The founder of Public Enemy answers your questions on the future of hip-hop, police harrassment and whether he has ever ridden on an ostrich
When did you last see Terminator X and has he ever let you ride on one of the ostriches on his ostrich farm? Grimpeurs
Public Enemy does a conference Zoom call every two weeks, so, yeah, I still speak to him once in a while. I’ve eaten ostrich in South Africa years ago. But, no. It wasn’t an ostrich farm anyway, it was an emu farm, and it was destroyed by a hurricane in the late 90s or early 00s. This just shows you how digital news never goes away.
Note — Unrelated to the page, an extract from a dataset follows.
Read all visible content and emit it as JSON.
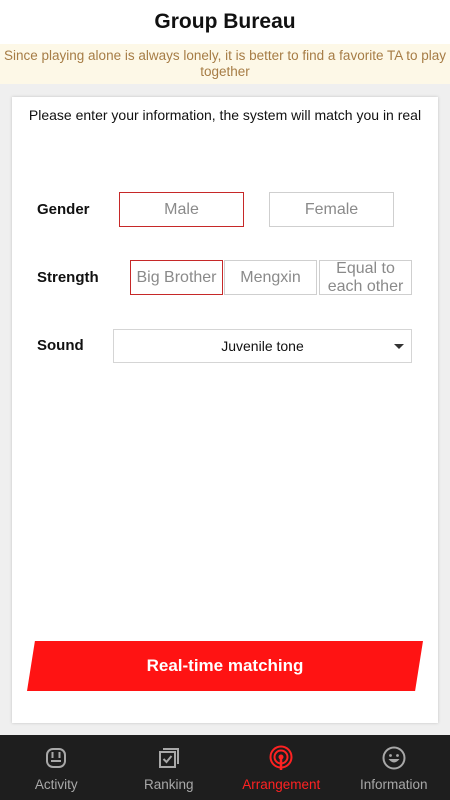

It’s like radiation. That’s why we have to watch it with news, because they’re still saying Terminator X has his ostrich farm, and no matter how many times we refute it, this same dumb-ass question comes up. It’s no one’s fault: it just shows how far we’ve got [to go] to get the space junk out of orbit, bro.
The music you made in the 80s still sounds vital and fresh, like it was made yesterday. Of today’s hip-hop artists, who do you think will still be talked about in 35 years, and what current artists inspire you? Hhhhssss
There’s so many, it’s hard to choose. I play a lot of these artists on my radio show on Rapstation: Skyzoo, Substantial, Lazarus – who’s also a doctor – to name a few. One of my reasons for doing the Fight the Power documentary for the BBC is to let people know the world of hip-hop is as deep as jazz. I think the future of hip-hop and rap is Africa, with artists such as Sampa the Great. In fact, women play a large part in hip-hop worldwide. They’re not taking any slack, either; they’re coming hard: at least 33% of the worldwide hip-hop output is from women, and that’s great.